NORTH KINGSTOWN, R.I. — In December 2001, the 143rd Airlift Wing of the Rhode Island Air National Guard became the first wing to receive the then new C-130J-30, the stretch version of the C-130J transport plane.
Now, almost 20 years later, the Rhode Warriors have received another first with the addition of a new, state of the art simulator designed to test and prepare pilots and load masters for any conditions, environments or errors at any airfield in the world.
“(This) is a state of the art, brand new, and only one of its kind in the world C-130J reconfigurable flight simulator,” Col. Adam Wiggins, Wing Commander of the 143rd, said. “It’s got glass eight foot mirrors and high definition projectors which we can reconfigure between the C-130J and H-130J (the search and rescue version of the C-130J).”
The state of the art simulator, which first arrived at Quonset Point last July before undergoing a 10-month installation process, will allow pilots and load masters from the wing as well as other Air National Guard units and units from international allies to train in operating the aircraft through a complete replica of the cockpit, which with the addition of high definition projectors and reactive motions gives the feeling of actually flying in a C-130J or H-130J without sending a crew up in an actual aircraft, with the added benefit of being able to adjust conditions and the environment around it and create threats or errors for the training crew to resolve.
“Our pilots are able to train in this annually for their refresher efficiency training to enhance their ability to operate when they encounter any type of emergency or any type of weather or threat,” Wiggins said.
Wiggins said while the simulator is currently configured to represent Quonset Point and the surrounding area of South County and Narragansett Bay, it is easily able to be adjusted to practically any airfield and location in the world, allowing pilots and load masters the opportunity to practice landing the aircraft and familiarizing themselves to the local terrain before even embarking on their assignment.
“The database can be set to represent virtually any airfield across the world for terrain features and approaches and any other threats that would be concerned with operating in and out of an airfield for humanitarian assistance, disaster relief or combat operations,” Wiggins said. “What it offers is really the opportunity to train exactly in the conditions and environment that they would see when operating out of the exact same airfield anywhere around the world and having that kind of experience ahead of time is obviously going to put them in a position to optimize success and we call it first pass success optimization, so they can encounter as much the first time being exposed to that in a safe environment and be able to react to changes quickly and being able to provide very complex training scenarios will help them to perform in a volatile, unpredictable environment that you encounter in the real world.”
In particular, it’s that offering of varied conditions and locations that make the simulator so vital according to Wiggins.

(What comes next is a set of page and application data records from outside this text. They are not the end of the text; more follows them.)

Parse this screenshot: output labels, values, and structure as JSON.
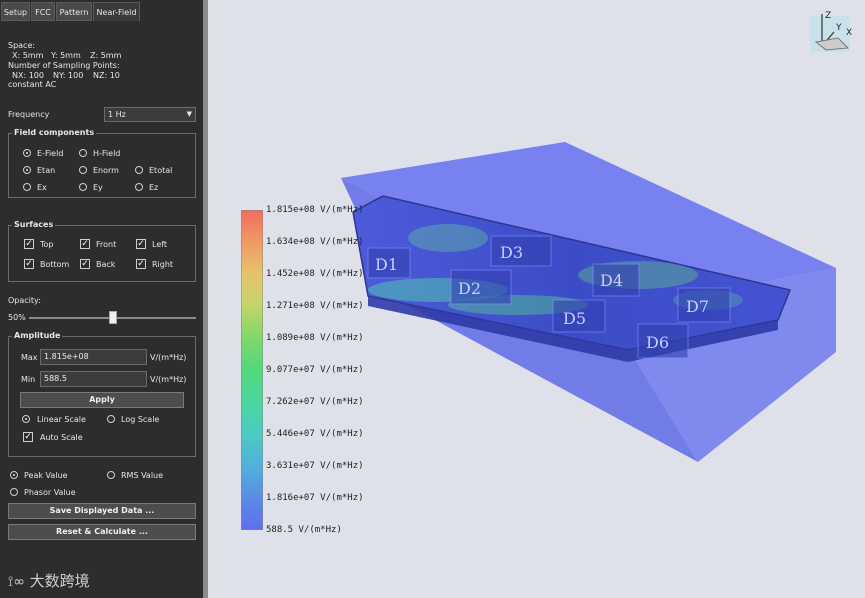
{
  "tabs": [
    "Setup",
    "FCC",
    "Pattern",
    "Near-Field"
  ],
  "info": {
    "space_label": "Space:",
    "space_x": "X: 5mm",
    "space_y": "Y: 5mm",
    "space_z": "Z: 5mm",
    "sampling_label": "Number of Sampling Points:",
    "nx": "NX: 100",
    "ny": "NY: 100",
    "nz": "NZ: 10",
    "mode": "constant AC"
  },
  "frequency": {
    "label": "Frequency",
    "value": "1 Hz"
  },
  "field_components": {
    "title": "Field components",
    "options": [
      "E-Field",
      "H-Field",
      "Etan",
      "Enorm",
      "Etotal",
      "Ex",
      "Ey",
      "Ez"
    ]
  },
  "surfaces": {
    "title": "Surfaces",
    "items": [
      "Top",
      "Front",
      "Left",
      "Bottom",
      "Back",
      "Right"
    ]
  },
  "opacity": {
    "label": "Opacity:",
    "value": "50%",
    "fraction": 0.5
  },
  "amplitude": {
    "title": "Amplitude",
    "max_label": "Max",
    "max_value": "1.815e+08",
    "min_label": "Min",
    "min_value": "588.5",
    "unit": "V/(m*Hz)",
    "apply": "Apply",
    "linear": "Linear Scale",
    "log": "Log Scale",
    "auto": "Auto Scale"
  },
  "value_type": {
    "peak": "Peak Value",
    "rms": "RMS Value",
    "phasor": "Phasor Value"
  },
  "buttons": {
    "save": "Save Displayed Data ...",
    "reset": "Reset & Calculate ..."
  },
  "watermark": "大数跨境",
  "legend": [
    "1.815e+08 V/(m*Hz)",
    "1.634e+08 V/(m*Hz)",
    "1.452e+08 V/(m*Hz)",
    "1.271e+08 V/(m*Hz)",
    "1.089e+08 V/(m*Hz)",
    "9.077e+07 V/(m*Hz)",
    "7.262e+07 V/(m*Hz)",
    "5.446e+07 V/(m*Hz)",
    "3.631e+07 V/(m*Hz)",
    "1.816e+07 V/(m*Hz)",
    "588.5 V/(m*Hz)"
  ],
  "components": [
    "D1",
    "D2",
    "D3",
    "D4",
    "D5",
    "D6",
    "D7"
  ],
  "axes": {
    "x": "X",
    "y": "Y",
    "z": "Z"
  },
  "colors": {
    "panel_bg": "#2d2d2d",
    "viewport_bg": "#dfe1ea",
    "field_blue": "#5a68e6"
  }
}
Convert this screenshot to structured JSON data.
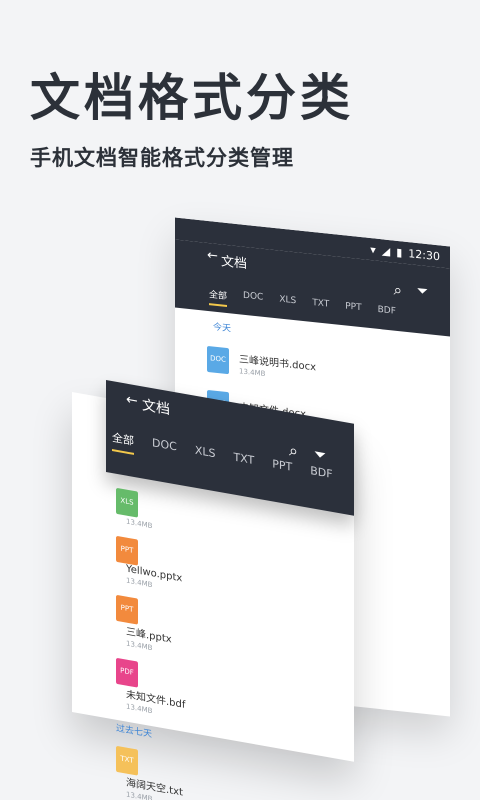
{
  "headline": "文档格式分类",
  "subheadline": "手机文档智能格式分类管理",
  "colors": {
    "toolbar": "#2b303b",
    "tab_indicator": "#f3c84b",
    "doc": "#5aa9e6",
    "ppt": "#f28a3d",
    "pdf": "#e8458b",
    "txt": "#f5c15a",
    "green": "#66bb6a"
  },
  "back_card": {
    "status_time": "12:30",
    "title": "文档",
    "tabs": [
      "全部",
      "DOC",
      "XLS",
      "TXT",
      "PPT",
      "BDF"
    ],
    "today_label": "今天",
    "files": [
      {
        "icon": "DOC",
        "name": "三峰说明书.docx",
        "size": "13.4MB"
      },
      {
        "icon": "DOC",
        "name": "未知文件.docx",
        "size": ""
      }
    ]
  },
  "front_card": {
    "title": "文档",
    "tabs": [
      "全部",
      "DOC",
      "XLS",
      "TXT",
      "PPT",
      "BDF"
    ],
    "files": [
      {
        "icon": "XLS",
        "name": "",
        "size": "13.4MB"
      },
      {
        "icon": "PPT",
        "name": "Yellwo.pptx",
        "size": "13.4MB"
      },
      {
        "icon": "PPT",
        "name": "三峰.pptx",
        "size": "13.4MB"
      },
      {
        "icon": "PDF",
        "name": "未知文件.bdf",
        "size": "13.4MB"
      }
    ],
    "last_seven_days_label": "过去七天",
    "older_files": [
      {
        "icon": "TXT",
        "name": "海阔天空.txt",
        "size": "13.4MB"
      }
    ]
  }
}
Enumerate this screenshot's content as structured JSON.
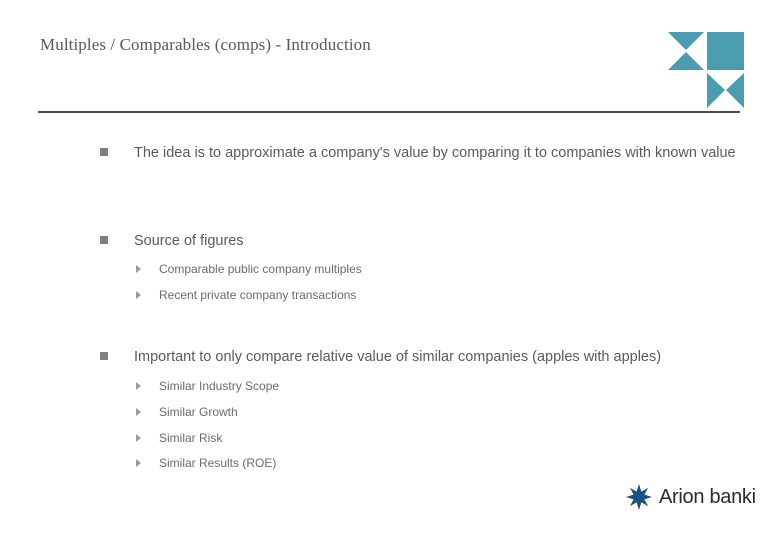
{
  "slide": {
    "title": "Multiples / Comparables (comps) - Introduction",
    "accent_color": "#4a9db0",
    "rule_color": "#4d4d4d",
    "text_color": "#5a5a5a"
  },
  "corporate_mark": {
    "icon_name": "arion-geometric-mark",
    "color": "#4a9db0"
  },
  "content": {
    "bullets": [
      {
        "marker": "square-bullet",
        "text": "The idea is to approximate a company's value by comparing it to companies with known value",
        "sub": []
      },
      {
        "marker": "square-bullet",
        "text": "Source of figures",
        "sub": [
          {
            "marker": "triangle-bullet",
            "text": "Comparable public company multiples"
          },
          {
            "marker": "triangle-bullet",
            "text": "Recent private company transactions"
          }
        ]
      },
      {
        "marker": "square-bullet",
        "text": "Important to only compare relative value of similar companies (apples with apples)",
        "sub": [
          {
            "marker": "triangle-bullet",
            "text": "Similar Industry Scope"
          },
          {
            "marker": "triangle-bullet",
            "text": "Similar Growth"
          },
          {
            "marker": "triangle-bullet",
            "text": "Similar Risk"
          },
          {
            "marker": "triangle-bullet",
            "text": "Similar Results (ROE)"
          }
        ]
      }
    ]
  },
  "footer": {
    "logo_icon_name": "arion-starburst-icon",
    "logo_text": "Arion banki",
    "logo_icon_color": "#1f4e79",
    "logo_text_color": "#2b2b2b"
  }
}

“To make sure pilots maintain optimum proficiency and also be able to operate the aircraft safely in any condition or environment, we can put them through virtually any possible scenario you can envision, incorporating both the terrain, in particular the characteristics of where they’re operating out of, as well as the weather and impact it from being beautiful clear sunny days to the worst crosswinds, 35 knots on a wet, icy runway in the middle of Afghanistan,” Wiggins said.
While the simulator is currently being used just to train members of the 143rd, Wiggins said there are plans to soon train other wings from around the country and from such international partners as the Indian Air Force.

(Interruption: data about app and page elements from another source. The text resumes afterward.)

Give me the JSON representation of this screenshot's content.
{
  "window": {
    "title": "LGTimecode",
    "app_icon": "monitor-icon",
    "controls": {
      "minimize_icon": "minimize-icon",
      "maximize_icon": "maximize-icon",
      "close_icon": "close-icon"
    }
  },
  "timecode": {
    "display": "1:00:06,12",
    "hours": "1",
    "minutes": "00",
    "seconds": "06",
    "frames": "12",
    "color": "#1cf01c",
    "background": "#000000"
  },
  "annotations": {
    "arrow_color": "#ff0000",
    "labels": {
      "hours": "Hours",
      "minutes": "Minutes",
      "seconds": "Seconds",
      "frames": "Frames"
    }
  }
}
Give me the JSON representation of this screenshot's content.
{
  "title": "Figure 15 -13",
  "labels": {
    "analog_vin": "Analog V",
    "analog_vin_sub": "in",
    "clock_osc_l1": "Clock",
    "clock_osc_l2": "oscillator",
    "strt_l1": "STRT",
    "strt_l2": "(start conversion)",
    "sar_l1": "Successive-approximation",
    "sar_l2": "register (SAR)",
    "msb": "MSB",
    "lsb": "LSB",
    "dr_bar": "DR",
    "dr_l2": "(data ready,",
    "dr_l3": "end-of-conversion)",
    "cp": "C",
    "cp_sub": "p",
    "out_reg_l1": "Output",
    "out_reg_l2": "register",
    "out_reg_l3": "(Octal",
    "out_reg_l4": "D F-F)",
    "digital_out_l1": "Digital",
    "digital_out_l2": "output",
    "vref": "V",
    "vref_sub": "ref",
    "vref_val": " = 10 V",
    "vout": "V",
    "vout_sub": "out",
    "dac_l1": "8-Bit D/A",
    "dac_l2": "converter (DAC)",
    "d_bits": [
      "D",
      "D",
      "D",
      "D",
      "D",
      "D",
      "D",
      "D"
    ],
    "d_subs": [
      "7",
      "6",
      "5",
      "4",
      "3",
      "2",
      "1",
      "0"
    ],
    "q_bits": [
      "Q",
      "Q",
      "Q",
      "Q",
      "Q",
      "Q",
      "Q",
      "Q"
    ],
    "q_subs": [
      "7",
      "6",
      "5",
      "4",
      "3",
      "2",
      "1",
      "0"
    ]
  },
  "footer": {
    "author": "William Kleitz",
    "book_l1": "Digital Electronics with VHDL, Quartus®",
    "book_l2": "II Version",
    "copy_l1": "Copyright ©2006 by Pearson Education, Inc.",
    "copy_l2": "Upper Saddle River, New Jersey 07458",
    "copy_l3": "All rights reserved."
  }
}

“We’re going to be training with initially mostly guard units from here as well as potentially California, but mainly New York, West Virginia, Kentucky and Texas and potential for Georgia and down the road we expect to be able to train with our international partners and many of the nations that we’ve worked with in the past to get their pilots and load masters up to speed on the skills and proficiency to operate the C-130J,” Wiggins said, noting California will eventually receive its own version of the simulator as the main west coast base for the C-130J-30.
Overall, Wiggins said he’s most excited for the potential it brings for his airmen.
“We’re really fortunate and honored to have this capability here in Rhode Island,” Wiggins said. “We’re known in Rhode Island as the 143rd Airlift Wing and we are known for being the first in a lot of ways with operating C-130Js. We were the first to operate the C-130J stretch version and the first operated in combat, so we’re really excited to be the first to have a simulator of this capability right here in Quonset Point. We’re very excited about the capability and what it brings to us and what it offers our air crews for efficiency, for capability and for opportunities to train others across the Air National Guard and our partners around the world.”
Members of the media were able to get a sneak peak of the simulator last Thursday, while a ribbon cutting ceremony with members of the state delegation and some local representatives was held at the base Friday.